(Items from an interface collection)
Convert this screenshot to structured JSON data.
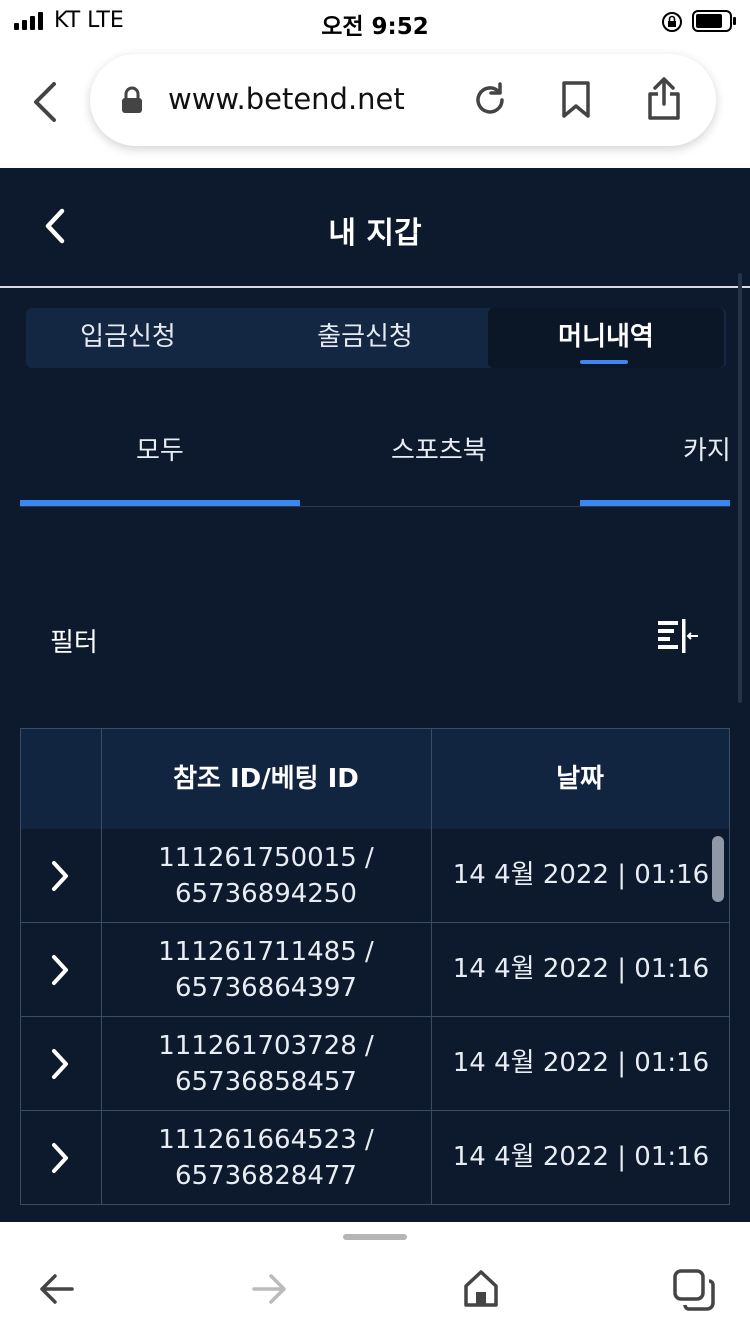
{
  "status_bar": {
    "carrier": "KT   LTE",
    "time": "오전 9:52",
    "colors": {
      "text": "#000000"
    }
  },
  "browser": {
    "url": "www.betend.net",
    "icons": [
      "back-icon",
      "lock-icon",
      "reload-icon",
      "bookmark-icon",
      "share-icon"
    ]
  },
  "header": {
    "title": "내 지갑"
  },
  "tabs": [
    {
      "label": "입금신청",
      "active": false
    },
    {
      "label": "출금신청",
      "active": false
    },
    {
      "label": "머니내역",
      "active": true
    }
  ],
  "subtabs": [
    {
      "label": "모두",
      "active": true
    },
    {
      "label": "스포츠북",
      "active": false
    },
    {
      "label": "카지",
      "active": false
    }
  ],
  "filter": {
    "label": "필터",
    "icon": "filter-collapse-icon"
  },
  "table": {
    "columns": [
      "",
      "참조 ID/베팅 ID",
      "날짜"
    ],
    "rows": [
      {
        "ref_id": "111261750015 /",
        "bet_id": "65736894250",
        "date": "14 4월 2022 | 01:16"
      },
      {
        "ref_id": "111261711485 /",
        "bet_id": "65736864397",
        "date": "14 4월 2022 | 01:16"
      },
      {
        "ref_id": "111261703728 /",
        "bet_id": "65736858457",
        "date": "14 4월 2022 | 01:16"
      },
      {
        "ref_id": "111261664523 /",
        "bet_id": "65736828477",
        "date": "14 4월 2022 | 01:16"
      }
    ]
  },
  "toolbar": {
    "icons": [
      "nav-back-icon",
      "nav-forward-icon",
      "home-icon",
      "tabs-icon"
    ]
  },
  "colors": {
    "app_bg": "#0d1a2d",
    "tab_bg": "#142742",
    "accent": "#3b86f0",
    "table_header_bg": "#112440"
  }
}
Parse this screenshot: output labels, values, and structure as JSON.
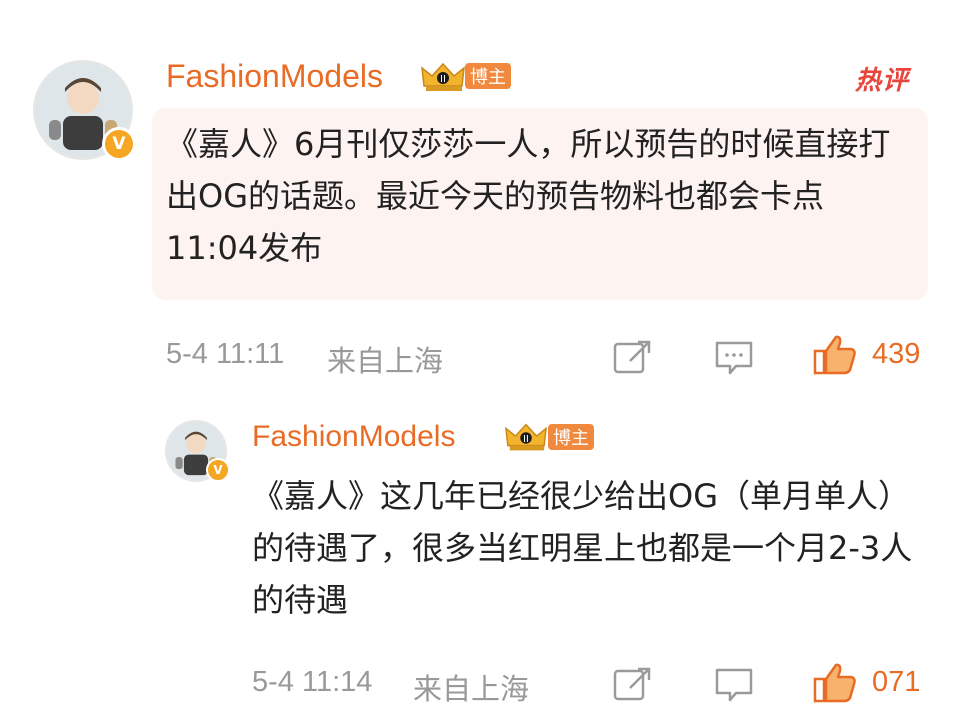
{
  "comment": {
    "username": "FashionModels",
    "role_badge": "博主",
    "hot_label": "热评",
    "text": "《嘉人》6月刊仅莎莎一人，所以预告的时候直接打出OG的话题。最近今天的预告物料也都会卡点11:04发布",
    "time": "5-4 11:11",
    "location": "来自上海",
    "like_count": "439",
    "verified_badge": "V"
  },
  "reply": {
    "username": "FashionModels",
    "role_badge": "博主",
    "text": "《嘉人》这几年已经很少给出OG（单月单人）的待遇了，很多当红明星上也都是一个月2-3人的待遇",
    "time": "5-4 11:14",
    "location": "来自上海",
    "like_count": "071",
    "verified_badge": "V"
  },
  "icons": [
    "avatar",
    "crown-level-icon",
    "share-icon",
    "comment-icon",
    "like-icon"
  ],
  "colors": {
    "accent": "#e86b26",
    "hot": "#e8453c",
    "bubble": "#fdf3f1",
    "meta": "#999999"
  }
}
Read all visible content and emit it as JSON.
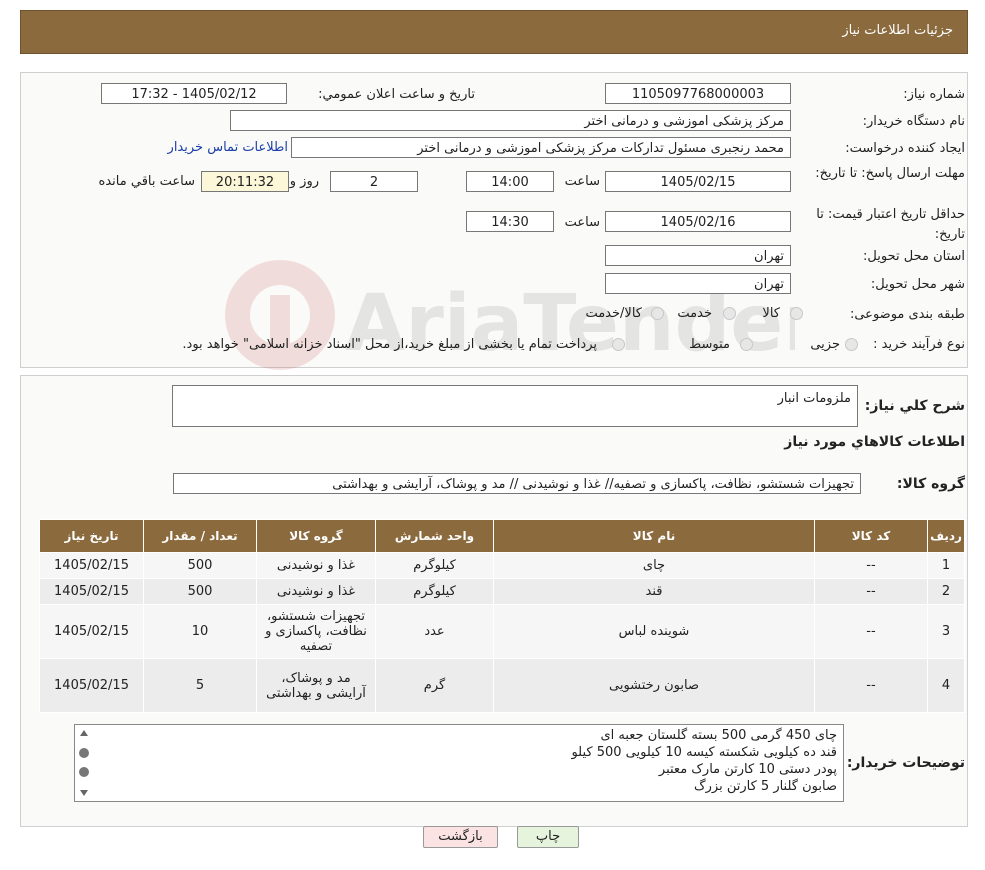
{
  "header": {
    "title": "جزئیات اطلاعات نیاز"
  },
  "form": {
    "need_number_label": "شماره نیاز:",
    "need_number": "1105097768000003",
    "announce_label": "تاریخ و ساعت اعلان عمومي:",
    "announce_value": "1405/02/12 - 17:32",
    "buyer_org_label": "نام دستگاه خریدار:",
    "buyer_org": "مرکز پزشکی  اموزشی و درمانی اختر",
    "requester_label": "ایجاد کننده درخواست:",
    "requester": "محمد رنجبری مسئول تدارکات مرکز پزشکی  اموزشی و درمانی اختر",
    "contact_link": "اطلاعات تماس خریدار",
    "deadline_label": "مهلت ارسال پاسخ: تا تاریخ:",
    "deadline_date": "1405/02/15",
    "time_label": "ساعت",
    "deadline_time": "14:00",
    "days_count": "2",
    "days_label": "روز و",
    "remaining_time": "20:11:32",
    "remaining_label": "ساعت باقي مانده",
    "validity_label": "حداقل تاریخ اعتبار قیمت: تا تاریخ:",
    "validity_date": "1405/02/16",
    "validity_time": "14:30",
    "province_label": "استان محل تحویل:",
    "province": "تهران",
    "city_label": "شهر محل تحویل:",
    "city": "تهران",
    "category_label": "طبقه بندی موضوعی:",
    "category_options": [
      "کالا",
      "خدمت",
      "کالا/خدمت"
    ],
    "process_label": "نوع فرآیند خرید :",
    "process_options": [
      "جزیی",
      "متوسط"
    ],
    "process_note": "پرداخت تمام یا بخشی از مبلغ خرید،از محل \"اسناد خزانه اسلامی\" خواهد بود."
  },
  "watermark": "AriaTender.neT",
  "summary": {
    "desc_label": "شرح کلي نیاز:",
    "desc_value": "ملزومات انبار",
    "items_title": "اطلاعات کالاهاي مورد نیاز",
    "group_label": "گروه کالا:",
    "group_value": "تجهیزات شستشو، نظافت، پاکسازی و تصفیه// غذا و نوشیدنی // مد و پوشاک، آرایشی و بهداشتی"
  },
  "table": {
    "headers": [
      "ردیف",
      "کد کالا",
      "نام کالا",
      "واحد شمارش",
      "گروه کالا",
      "تعداد / مقدار",
      "تاریخ نیاز"
    ],
    "rows": [
      [
        "1",
        "--",
        "چای",
        "کیلوگرم",
        "غذا و نوشیدنی",
        "500",
        "1405/02/15"
      ],
      [
        "2",
        "--",
        "قند",
        "کیلوگرم",
        "غذا و نوشیدنی",
        "500",
        "1405/02/15"
      ],
      [
        "3",
        "--",
        "شوینده لباس",
        "عدد",
        "تجهیزات شستشو، نظافت، پاکسازی و تصفیه",
        "10",
        "1405/02/15"
      ],
      [
        "4",
        "--",
        "صابون رختشویی",
        "گرم",
        "مد و پوشاک، آرایشی و بهداشتی",
        "5",
        "1405/02/15"
      ]
    ]
  },
  "notes": {
    "label": "توضیحات خریدار:",
    "lines": [
      "چای 450 گرمی 500 بسته گلستان جعبه ای",
      "قند ده کیلویی شکسته کیسه 10 کیلویی 500 کیلو",
      "پودر دستی 10 کارتن مارک معتبر",
      "صابون گلنار 5 کارتن بزرگ"
    ]
  },
  "buttons": {
    "print": "چاپ",
    "back": "بازگشت"
  },
  "colors": {
    "header_bg": "#8b6a3e",
    "link": "#1a3faa",
    "back_bg": "#fbe3e3",
    "print_bg": "#e6f3dd"
  }
}
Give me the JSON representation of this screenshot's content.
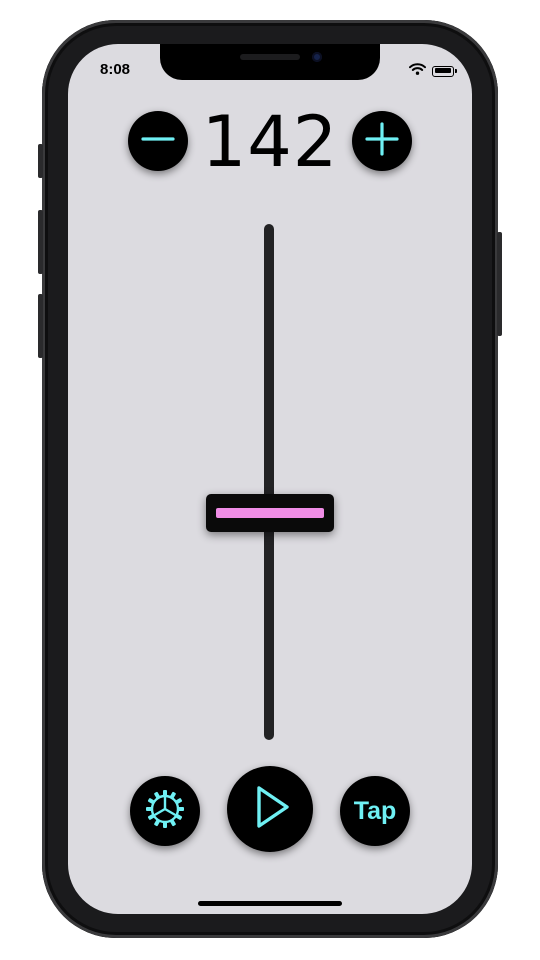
{
  "status_bar": {
    "time": "8:08",
    "wifi_icon": "wifi-icon",
    "battery_icon": "battery-icon"
  },
  "tempo": {
    "value": "142",
    "decrease_icon": "minus-icon",
    "increase_icon": "plus-icon"
  },
  "tempo_slider": {
    "position_fraction": 0.56
  },
  "controls": {
    "settings_icon": "gear-icon",
    "play_icon": "play-icon",
    "tap_label": "Tap"
  },
  "colors": {
    "accent": "#6ff0f4",
    "thumb_accent": "#f08de6",
    "background": "#dcdbe0"
  }
}
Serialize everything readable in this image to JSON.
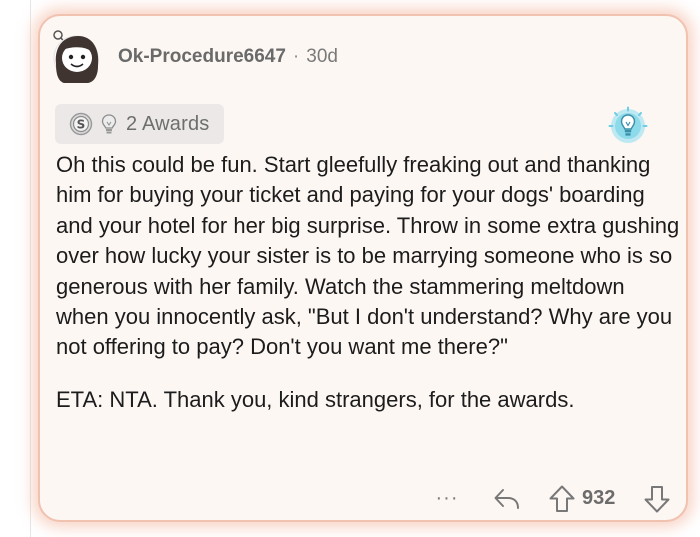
{
  "comment": {
    "author": "Ok-Procedure6647",
    "separator": "·",
    "age": "30d",
    "awards_label": "2 Awards",
    "paragraphs": [
      "Oh this could be fun. Start gleefully freaking out and thanking him for buying your ticket and paying for your dogs' boarding and your hotel for her big surprise. Throw in some extra gushing over how lucky your sister is to be marrying someone who is so generous with her family. Watch the stammering meltdown when you innocently ask,  \"But I don't understand? Why are you not offering to pay? Don't you want me there?\"",
      "ETA: NTA. Thank you,  kind strangers, for the awards."
    ]
  },
  "actions": {
    "more_label": "···",
    "vote_count": "932"
  },
  "icons": {
    "avatar": "snoo-avatar-icon",
    "award_silver": "silver-award-icon",
    "award_helpful": "helpful-lightbulb-icon",
    "flair": "lightbulb-flair-icon",
    "reply": "reply-arrow-icon",
    "upvote": "upvote-arrow-icon",
    "downvote": "downvote-arrow-icon"
  },
  "colors": {
    "card_background": "#fdf7f4",
    "card_glow": "#f3b49c",
    "text": "#1c1c1c",
    "muted": "#6d6d6d",
    "award_pill": "#ebe8e7",
    "flair_blue": "#6fcde3"
  }
}
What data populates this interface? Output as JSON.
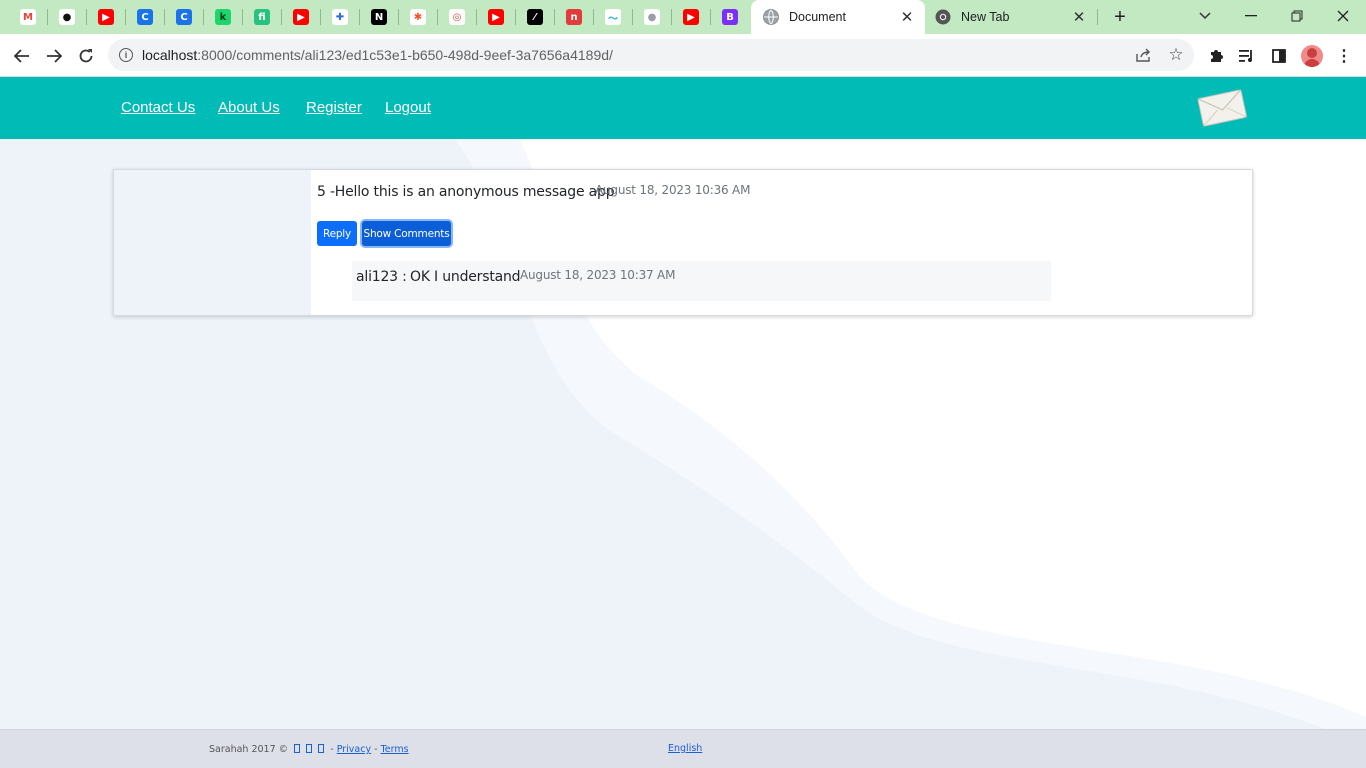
{
  "browser": {
    "pinned_tabs": [
      {
        "icon": "gmail-icon",
        "glyph": "M",
        "bg": "#ffffff",
        "fg": "#ea4335"
      },
      {
        "icon": "github-icon",
        "glyph": "●",
        "bg": "#ffffff",
        "fg": "#111111"
      },
      {
        "icon": "youtube-icon",
        "glyph": "▶",
        "bg": "#ff0000",
        "fg": "#ffffff"
      },
      {
        "icon": "c-app-icon",
        "glyph": "C",
        "bg": "#1a73e8",
        "fg": "#ffffff"
      },
      {
        "icon": "c-app-icon",
        "glyph": "C",
        "bg": "#1a73e8",
        "fg": "#ffffff"
      },
      {
        "icon": "ck-app-icon",
        "glyph": "k",
        "bg": "#1cd66c",
        "fg": "#0a3d1f"
      },
      {
        "icon": "fn-app-icon",
        "glyph": "fi",
        "bg": "#27c27d",
        "fg": "#ffffff"
      },
      {
        "icon": "youtube-icon",
        "glyph": "▶",
        "bg": "#ff0000",
        "fg": "#ffffff"
      },
      {
        "icon": "puzzle-app-icon",
        "glyph": "✚",
        "bg": "#ffffff",
        "fg": "#2b6de0"
      },
      {
        "icon": "next-app-icon",
        "glyph": "N",
        "bg": "#000000",
        "fg": "#ffffff"
      },
      {
        "icon": "asterisk-app-icon",
        "glyph": "✱",
        "bg": "#ffffff",
        "fg": "#ff4f1f"
      },
      {
        "icon": "spiral-app-icon",
        "glyph": "◎",
        "bg": "#ffffff",
        "fg": "#d0473a"
      },
      {
        "icon": "youtube-icon",
        "glyph": "▶",
        "bg": "#ff0000",
        "fg": "#ffffff"
      },
      {
        "icon": "slash-app-icon",
        "glyph": "⁄",
        "bg": "#000000",
        "fg": "#ffffff"
      },
      {
        "icon": "n-square-app-icon",
        "glyph": "n",
        "bg": "#e23b3b",
        "fg": "#ffffff"
      },
      {
        "icon": "tailwind-icon",
        "glyph": "〜",
        "bg": "#ffffff",
        "fg": "#22b8cf"
      },
      {
        "icon": "globe-icon",
        "glyph": "●",
        "bg": "#ffffff",
        "fg": "#9aa0a6"
      },
      {
        "icon": "youtube-icon",
        "glyph": "▶",
        "bg": "#ff0000",
        "fg": "#ffffff"
      },
      {
        "icon": "bootstrap-icon",
        "glyph": "B",
        "bg": "#7b2ff7",
        "fg": "#ffffff"
      }
    ],
    "tabs": [
      {
        "title": "Document",
        "active": true
      },
      {
        "title": "New Tab",
        "active": false
      }
    ],
    "url_host": "localhost",
    "url_rest": ":8000/comments/ali123/ed1c53e1-b650-498d-9eef-3a7656a4189d/"
  },
  "nav": {
    "links": [
      "Contact Us",
      "About Us",
      "Register",
      "Logout"
    ]
  },
  "message": {
    "text": "5 -Hello this is an anonymous message app",
    "timestamp": "August 18, 2023 10:36 AM",
    "reply_label": "Reply",
    "show_comments_label": "Show Comments"
  },
  "comment": {
    "user": "ali123 :",
    "text": "OK I understand",
    "timestamp": "August 18, 2023 10:37 AM"
  },
  "footer": {
    "copyright": "Sarahah 2017 ©",
    "dash1": "-",
    "privacy": "Privacy",
    "dash2": "-",
    "terms": "Terms",
    "language": "English"
  },
  "colors": {
    "header": "#00bbb6",
    "button": "#0d6efd",
    "tabstrip": "#c3e9c3"
  }
}
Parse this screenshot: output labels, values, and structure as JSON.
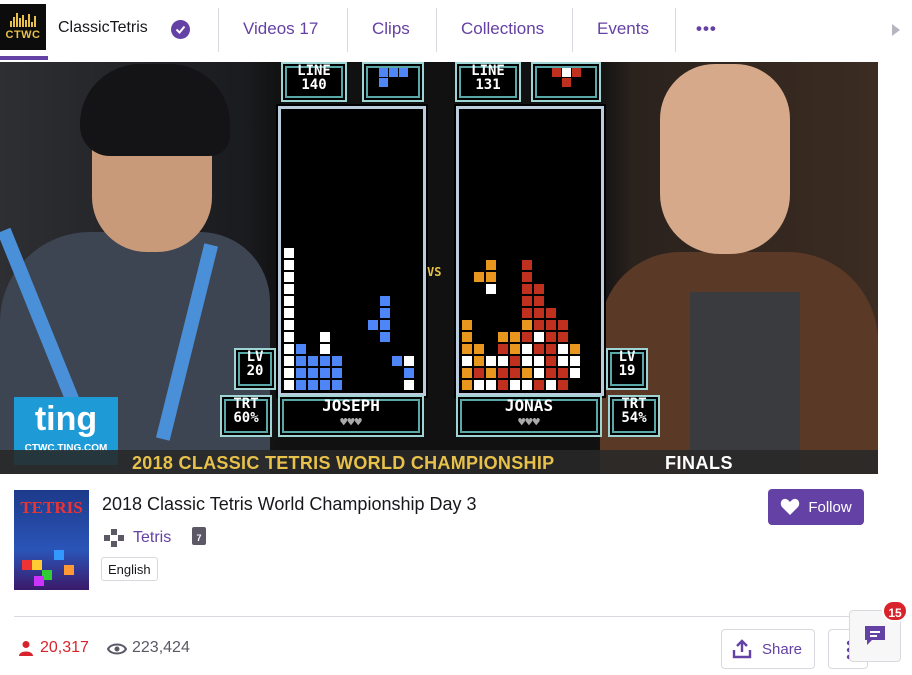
{
  "nav": {
    "logo_text": "CTWC",
    "channel_name": "ClassicTetris",
    "tabs": [
      {
        "label": "Videos",
        "count": "17"
      },
      {
        "label": "Clips"
      },
      {
        "label": "Collections"
      },
      {
        "label": "Events"
      }
    ],
    "more": "•••"
  },
  "video": {
    "left_player": {
      "lines_label": "LINE",
      "lines": "140",
      "level_label": "LV",
      "level": "20",
      "trt_label": "TRT",
      "trt": "60%",
      "name": "JOSEPH"
    },
    "right_player": {
      "lines_label": "LINE",
      "lines": "131",
      "level_label": "LV",
      "level": "19",
      "trt_label": "TRT",
      "trt": "54%",
      "name": "JONAS"
    },
    "vs": "VS",
    "hearts": "♥♥♥",
    "sponsor": {
      "word": "ting",
      "url": "CTWC.TING.COM"
    },
    "banner": {
      "title": "2018 CLASSIC TETRIS WORLD CHAMPIONSHIP",
      "stage": "FINALS"
    },
    "colors": {
      "left_piece": "#4f86f7",
      "right_orange": "#e8961e",
      "right_red": "#c0301e",
      "board_border": "#9fd4d4"
    }
  },
  "info": {
    "boxart_title": "TETRIS",
    "stream_title": "2018 Classic Tetris World Championship Day 3",
    "game": "Tetris",
    "rating": "7",
    "language": "English",
    "follow_label": "Follow",
    "viewer_count": "20,317",
    "view_count": "223,424",
    "share_label": "Share",
    "chat_badge": "15"
  },
  "theme": {
    "accent": "#6441a4",
    "live_red": "#d9232c"
  }
}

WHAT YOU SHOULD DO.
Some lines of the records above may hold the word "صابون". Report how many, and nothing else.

FINISHED EXERCISE.
2